## Sunday, November 13, 2016

### The Soil Water Retention Curves

When dealing with soils you are forced to implement mass conservation dependent on two variables, the dimensionless water content, usually named $\theta$ and suction, $\psi$, i.e. The energy contained in a volume of soil per unit mass. Therefore, to solve the budget, you need (at least) to get a new relationship which connects them.  This relation is called soil water retention curve. The plural in the title means that there are many. At least one for any soil type.

In fact,  the  relationship, and precisely $\theta(\psi)$, is dependent on soil types and structure (and some other factor probably, like temperature, organic content etc). It is a statistical quantity, which averages the behavior of many pores, and an ensamble of water injecting/extracting possibilities.
The figure below from Lu (GS) and Godt (GS) book (2013) is a clear visualisation of the problem.

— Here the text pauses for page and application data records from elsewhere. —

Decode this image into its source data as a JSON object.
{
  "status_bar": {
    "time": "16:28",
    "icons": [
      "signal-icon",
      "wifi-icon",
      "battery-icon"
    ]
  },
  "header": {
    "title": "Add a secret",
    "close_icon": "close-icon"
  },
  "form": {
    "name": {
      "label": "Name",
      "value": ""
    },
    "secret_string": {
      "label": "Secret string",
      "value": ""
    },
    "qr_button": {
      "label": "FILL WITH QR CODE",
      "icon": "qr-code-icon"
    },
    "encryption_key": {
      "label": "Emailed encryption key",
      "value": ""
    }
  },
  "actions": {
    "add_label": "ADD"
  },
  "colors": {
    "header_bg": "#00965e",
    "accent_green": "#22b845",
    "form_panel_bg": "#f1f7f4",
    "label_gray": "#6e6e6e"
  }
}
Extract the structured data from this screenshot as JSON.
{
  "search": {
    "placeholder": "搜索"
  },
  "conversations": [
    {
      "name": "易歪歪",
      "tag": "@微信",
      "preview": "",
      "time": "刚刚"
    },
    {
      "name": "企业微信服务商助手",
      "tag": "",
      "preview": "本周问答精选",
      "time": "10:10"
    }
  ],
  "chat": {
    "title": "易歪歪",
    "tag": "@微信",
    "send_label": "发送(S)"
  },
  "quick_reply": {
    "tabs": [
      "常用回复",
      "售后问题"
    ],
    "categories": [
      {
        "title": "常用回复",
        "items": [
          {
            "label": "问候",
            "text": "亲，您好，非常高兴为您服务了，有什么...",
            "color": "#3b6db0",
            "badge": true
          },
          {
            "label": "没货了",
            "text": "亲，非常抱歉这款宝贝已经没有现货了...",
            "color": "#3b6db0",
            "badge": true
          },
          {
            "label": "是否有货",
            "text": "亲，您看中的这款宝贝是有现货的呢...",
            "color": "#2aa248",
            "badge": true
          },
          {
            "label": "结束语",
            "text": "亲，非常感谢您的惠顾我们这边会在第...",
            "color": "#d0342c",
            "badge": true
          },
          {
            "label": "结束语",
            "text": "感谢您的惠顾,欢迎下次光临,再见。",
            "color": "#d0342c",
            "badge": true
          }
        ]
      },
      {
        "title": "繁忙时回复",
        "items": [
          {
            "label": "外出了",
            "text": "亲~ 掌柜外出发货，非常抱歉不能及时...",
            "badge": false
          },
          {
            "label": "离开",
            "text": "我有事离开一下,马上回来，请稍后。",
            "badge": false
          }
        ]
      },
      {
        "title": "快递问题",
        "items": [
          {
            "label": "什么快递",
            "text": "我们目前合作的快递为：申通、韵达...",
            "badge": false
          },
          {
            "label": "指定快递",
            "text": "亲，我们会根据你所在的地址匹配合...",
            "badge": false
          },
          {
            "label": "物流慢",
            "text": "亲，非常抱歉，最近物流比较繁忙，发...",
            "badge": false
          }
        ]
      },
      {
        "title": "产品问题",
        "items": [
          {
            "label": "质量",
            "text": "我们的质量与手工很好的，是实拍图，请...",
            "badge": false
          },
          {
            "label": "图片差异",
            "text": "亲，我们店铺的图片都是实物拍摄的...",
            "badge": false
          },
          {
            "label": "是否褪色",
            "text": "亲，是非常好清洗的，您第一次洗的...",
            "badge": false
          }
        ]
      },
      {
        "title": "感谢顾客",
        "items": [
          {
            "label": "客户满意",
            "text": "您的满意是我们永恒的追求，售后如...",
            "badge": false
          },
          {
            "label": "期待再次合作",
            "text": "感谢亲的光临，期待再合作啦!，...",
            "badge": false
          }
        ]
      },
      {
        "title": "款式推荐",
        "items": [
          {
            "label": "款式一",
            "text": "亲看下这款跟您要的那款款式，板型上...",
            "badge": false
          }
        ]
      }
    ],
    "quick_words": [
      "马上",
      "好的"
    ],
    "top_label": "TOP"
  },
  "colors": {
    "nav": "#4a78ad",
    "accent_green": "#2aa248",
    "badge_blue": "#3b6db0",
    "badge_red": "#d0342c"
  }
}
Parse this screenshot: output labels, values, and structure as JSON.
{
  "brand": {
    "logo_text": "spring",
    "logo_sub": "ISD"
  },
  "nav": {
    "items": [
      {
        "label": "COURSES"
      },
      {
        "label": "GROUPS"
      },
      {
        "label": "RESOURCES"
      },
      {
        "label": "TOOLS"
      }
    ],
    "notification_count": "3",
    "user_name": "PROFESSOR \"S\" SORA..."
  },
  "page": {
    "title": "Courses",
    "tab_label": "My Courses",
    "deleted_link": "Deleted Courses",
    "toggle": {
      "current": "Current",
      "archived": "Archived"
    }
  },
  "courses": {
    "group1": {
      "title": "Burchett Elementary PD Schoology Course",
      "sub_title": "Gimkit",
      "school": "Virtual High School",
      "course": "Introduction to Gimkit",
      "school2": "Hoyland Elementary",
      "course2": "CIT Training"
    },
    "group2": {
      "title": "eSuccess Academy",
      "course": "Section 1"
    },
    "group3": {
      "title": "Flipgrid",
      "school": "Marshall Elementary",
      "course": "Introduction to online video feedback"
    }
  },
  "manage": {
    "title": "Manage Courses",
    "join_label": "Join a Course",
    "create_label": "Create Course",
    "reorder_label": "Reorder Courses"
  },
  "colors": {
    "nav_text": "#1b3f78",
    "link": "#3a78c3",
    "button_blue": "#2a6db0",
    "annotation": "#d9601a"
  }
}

The same Ning Lu, in a recent paper (2015) tried to disentangle the various forces acting on water when in pores, and obtained what is shown below.

As expected, the forces acting are not all of the same type, at varying suction values. At very high suction, adsorption forces act in which single water molecules adhere to soils. When more layers of water molecule add, water constitute  thermodynamics compounds, whose equilibrium is globally determined in between adhesion forces, bulk water weights, surface of water and air gas interactions, and which is usually known as capillarity.
Laws governing capillarity are described by Young-Laplace and  Kelvin laws.  Some insight of the therodynamics of these phenomena (an excellent explanation, indeed) can be found in the first pages of Steudle (2001) review about plant-root suction.
At this stage liquid water seems to, constitute a disconnected phase, while air gas is continuous inside the medium pores.
Increasing the water content water becomes a continuos medium and usual hydrodynamics laws become valid.  A recent review of parameterizations of the soil water retention curves (not particularly deep or brilliant though) is given by Too et al. (2014) that cites other older reviews.

When pressure increase, however, we can have two effect which partially depends on how wetting happens. If wetting happens through some sort of flooding then air can stay trapped in pores and decrease the space available for water. The net effect is  associable to a decrease of porosity. However, when water fills all the space (i.e. the soil is saturated) the soil matrix cannot be considered anymore rigid.

Assume it would be rigid. Then water content could not increase, any pressure applied to the saturated soil would transmit instantaneously through the water volume and water would be expelled where pressure is not applied or there is less pressure in a sort of piston flow.
Instead, because the medium is not rigid, any pressure is transmitted with a certain speed, and pressure waves can be measured. This fact implies that after saturation, the system behaves as porosity increases and, at the same time pressure varies.

From a practical point of view, soil water retention curves can be extended to positive pressure (negative suctions) adding a term which is well known in groundwater literature and is called specific specific storage
These qualitative descriptions do not end the complex phenomenology of water retention curves.

As Nunzio Romano (GS) and coworkers noticed, and Kosugi (1994) before them, soil water retention curves shape depend directly on the pores' distribution. This, however, is not necessarily a unimodal distribution but can be multimodal because of soil structure and soil "disturbances" in form of macropores due to animal or roots decay. In this case soil water retention curves (their integral) can be more complex than expected, as shown in Figure below.

This opens to a series of generalisation, but it would be the topic of some other post (and actually was already the topic of several posts on soil freezing).

References

Kosugi, K. 1994. Three-parameter log-normal distribution model for soil water retention. Water Resour. Res. 30:891–901.

Lu N, Godt JW. Hillslope Hydrology and Stability. Cambridge: Cambridge University Press; 2013.

Lu, N. (2016). Generalized Soil Water Retention Equation for Adsorption and Capillarity. Journal of Geotechnical and Geoenvironmental Engineering, 142(10), 04016051–15. http://doi.org/10.1061/(ASCE)GT.1943-5606.0001524

Romano, N., Nasta, P., Severino, G., & Hopmans, J. W. (2011). Using Bimodal Lognormal Functions to Describe Soil Hydraulic Properties. Soil Science Society of America Journal, 75(2), 468. http://doi.org/10.2136/sssaj2010.0084

Steudle, E. (2001). The Cohesion-Tension Mechanism and the Acquisition of Water by Plant Roots. Annual Review of Plant Physiology-Plant Molecular Biology, 847–877.

Too, V. K., Omuto, C. T., Biamah, E. K., & Obiero, J. P. (2014). Review of Soil Water Retention Characteristic (SWRC) Models between Saturation and Oven Dryness. Open Journal of Modern Hydrology, 04(04), 173–182. http://doi.org/10.4236/ojmh.2014.44017